Market Commentary January 2016

financial market commentary

2016 has started in a similar way to the way in which 2015 played out: heightened geo-political uncertainty and stock markets faltering due to weaker global economics. The latest issues that have caused this increased volatility are the ever-familiar stories of a slowing Chinese economy and political unrest in the Middle East. Whilst it is difficult to assess what damage these factors may cause to individual company fundamentals, it is not hard to see the effect they have on investor confidence.

The UK market finished 2015 down 5% in price terms but only 1.5% down when income is included. This is a relatively strong return when it is considered in the wider context of sharply falling commodity prices, another Greek showdown with the Europeans, a slowdown in emerging markets and the horrific terror attacks that shook various areas of the world. None of these issues seemingly affected the UK economy and thus it proved to be a positive arena for investment in 2015.

The biggest beneficiaries were smaller companies, and housebuilding. Smaller companies had the benefit of being on relatively undemanding valuations and having a more domestic earnings bias, which meant that earnings were largely unaffected by global economic headwinds. Housebuilders were also in strong demand due to a solid year of 9% average house price inflation and the persistent, decades-old problem of a chronic lack of new housebuilding. The annual deficit is running at about 100,000 homes and this inevitably leads to too few houses being chased by too many buyers, a problem of home affordability that will continue to store up for the next generation.

Whilst these two areas delivered strong performance, it is worth noting that there was a stark increase in the amount and the scale of profit warnings by companies. In the third quarter, 79 UK quoted companies issued profits warnings, the highest third quarter since the credit crisis. These warnings led to sharp downwards movements in share prices as investors took fright at high valuations and negative earnings growth. Whilst data for the final months of the year is not yet out, it feels as though the third quarter figure will be surpassed.

Across the Atlantic, the American economy was finally deemed strong enough to withstand a quarter of a percent interest rate increase, the first rise in nearly 10 years. It would be a worrying development if policy makers thought that an American economy growing at over 2% and with 5% unemployment could not cope with such a small and well highlighted rate increase. The area that does not seem to be coping so well is the $40 trillion ($40,000,000,000,000) US bond market. Many companies have been issuing cheap debt to engage in financial engineering to increase returns for equity investors. When this is combined with a slower global economy and less ability by investors to sell this debt easily, it leads to bigger movements in the price to the downside. This is a risk that we are acutely aware of for 2016.

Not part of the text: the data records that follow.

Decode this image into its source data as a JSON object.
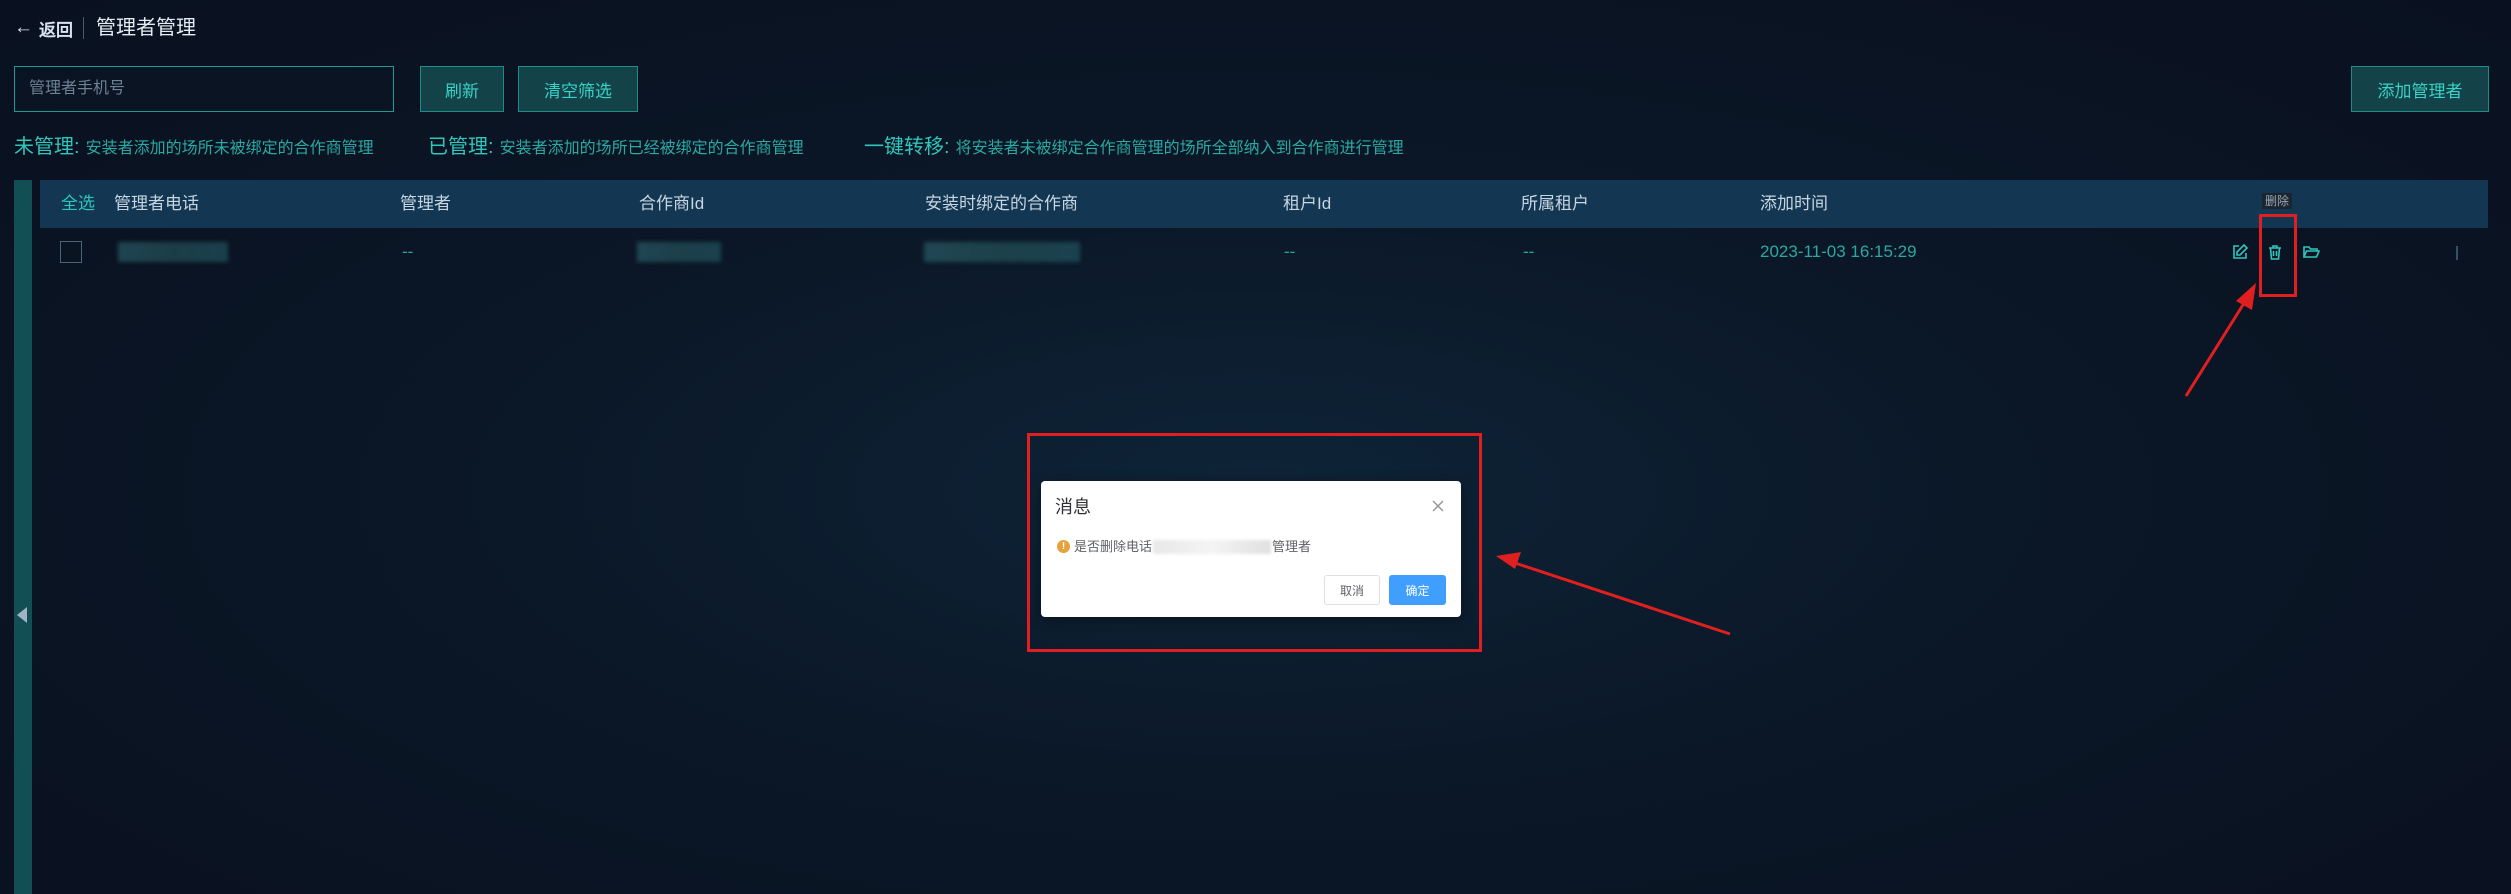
{
  "header": {
    "back_label": "返回",
    "title": "管理者管理"
  },
  "toolbar": {
    "search_placeholder": "管理者手机号",
    "refresh_label": "刷新",
    "clear_label": "清空筛选",
    "add_label": "添加管理者"
  },
  "legend": [
    {
      "key": "未管理:",
      "desc": "安装者添加的场所未被绑定的合作商管理"
    },
    {
      "key": "已管理:",
      "desc": "安装者添加的场所已经被绑定的合作商管理"
    },
    {
      "key": "一键转移:",
      "desc": "将安装者未被绑定合作商管理的场所全部纳入到合作商进行管理"
    }
  ],
  "table": {
    "select_all": "全选",
    "columns": [
      "管理者电话",
      "管理者",
      "合作商Id",
      "安装时绑定的合作商",
      "租户Id",
      "所属租户",
      "添加时间"
    ],
    "rows": [
      {
        "manager": "--",
        "tenant_id": "--",
        "tenant": "--",
        "added_time": "2023-11-03 16:15:29"
      }
    ],
    "delete_tooltip": "删除",
    "icons": [
      "edit-icon",
      "trash-icon",
      "folder-open-icon"
    ]
  },
  "dialog": {
    "title": "消息",
    "message_prefix": "是否删除电话",
    "message_suffix": "管理者",
    "cancel_label": "取消",
    "confirm_label": "确定"
  },
  "colors": {
    "accent": "#2fc6bb",
    "annotation": "#e02020",
    "primary_button": "#409eff",
    "warning": "#e6a23c"
  }
}
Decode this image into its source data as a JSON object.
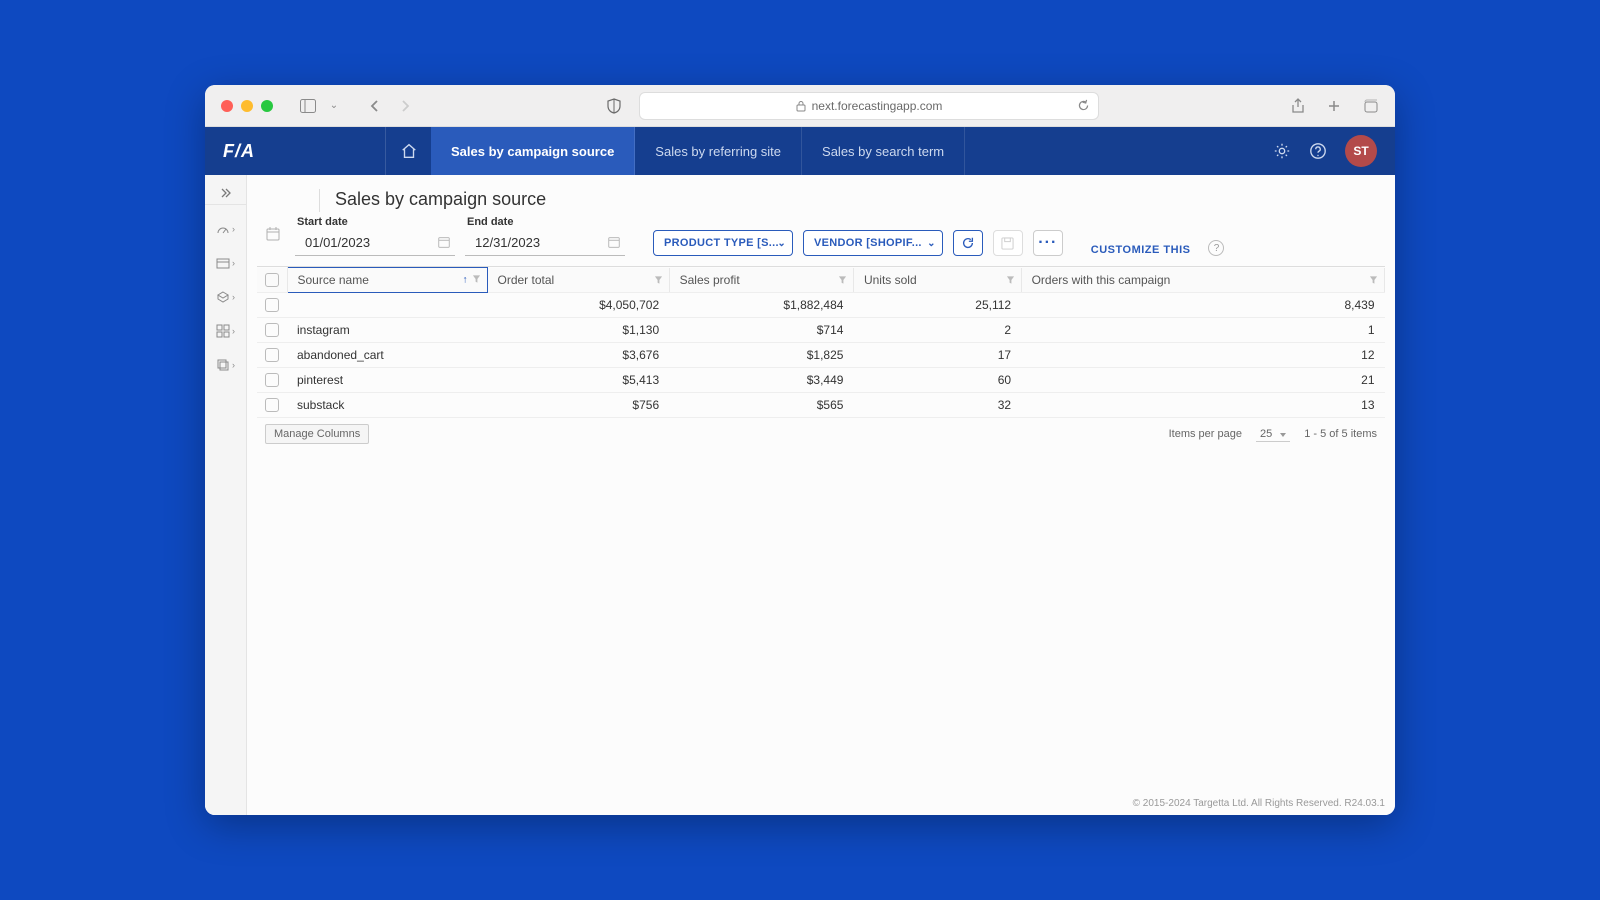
{
  "browser": {
    "url": "next.forecastingapp.com"
  },
  "header": {
    "logo": "F/A",
    "tabs": [
      {
        "label": "Sales by campaign source",
        "active": true
      },
      {
        "label": "Sales by referring site",
        "active": false
      },
      {
        "label": "Sales by search term",
        "active": false
      }
    ],
    "avatar": "ST"
  },
  "page": {
    "title": "Sales by campaign source",
    "start_date_label": "Start date",
    "start_date": "01/01/2023",
    "end_date_label": "End date",
    "end_date": "12/31/2023",
    "filter_product": "PRODUCT TYPE [S...",
    "filter_vendor": "VENDOR [SHOPIF...",
    "customize": "CUSTOMIZE THIS"
  },
  "table": {
    "columns": [
      "Source name",
      "Order total",
      "Sales profit",
      "Units sold",
      "Orders with this campaign"
    ],
    "rows": [
      {
        "source": "",
        "order_total": "$4,050,702",
        "sales_profit": "$1,882,484",
        "units_sold": "25,112",
        "orders": "8,439"
      },
      {
        "source": "instagram",
        "order_total": "$1,130",
        "sales_profit": "$714",
        "units_sold": "2",
        "orders": "1"
      },
      {
        "source": "abandoned_cart",
        "order_total": "$3,676",
        "sales_profit": "$1,825",
        "units_sold": "17",
        "orders": "12"
      },
      {
        "source": "pinterest",
        "order_total": "$5,413",
        "sales_profit": "$3,449",
        "units_sold": "60",
        "orders": "21"
      },
      {
        "source": "substack",
        "order_total": "$756",
        "sales_profit": "$565",
        "units_sold": "32",
        "orders": "13"
      }
    ]
  },
  "footer": {
    "manage_columns": "Manage Columns",
    "items_per_page_label": "Items per page",
    "items_per_page": "25",
    "range": "1 - 5 of 5 items"
  },
  "copyright": "© 2015-2024 Targetta Ltd. All Rights Reserved. R24.03.1"
}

What is particularly interesting is the number of respected, seasoned financial commentators who have never seen this level of uncertainty across the globe. It is political, with the rise of extreme politicians, the entrenchment of the so-called Islamic State in the Middle East and the subsequent refugee crisis that this has created. It is economic, with a slowing Chinese economy, an uncertain path for interest rates and a fragile bond market. It is even the weather, with the warmest and wettest December on record, El Nino playing havoc with climates and the potential La Nina leading to future unpredictable weather. It is all cause for concern.

It has been nearly 8 years since the financial crisis brought the world to a halt and it is pleasing that America has taken another step towards economic normality. But whilst America takes a step forward, it seems that China and Emerging Markets are taking two steps backwards. Bright spots still exist for investment; but the current storm clouds do seem more prevalent than they have been for the past few years. The volatility that will inevitably ensue allows long-term, pragmatic investors to deploy capital into good quality companies at good prices. Caution needs to be taken with investment decisions and it is advised to carry an umbrella, just in case the storm clouds do open.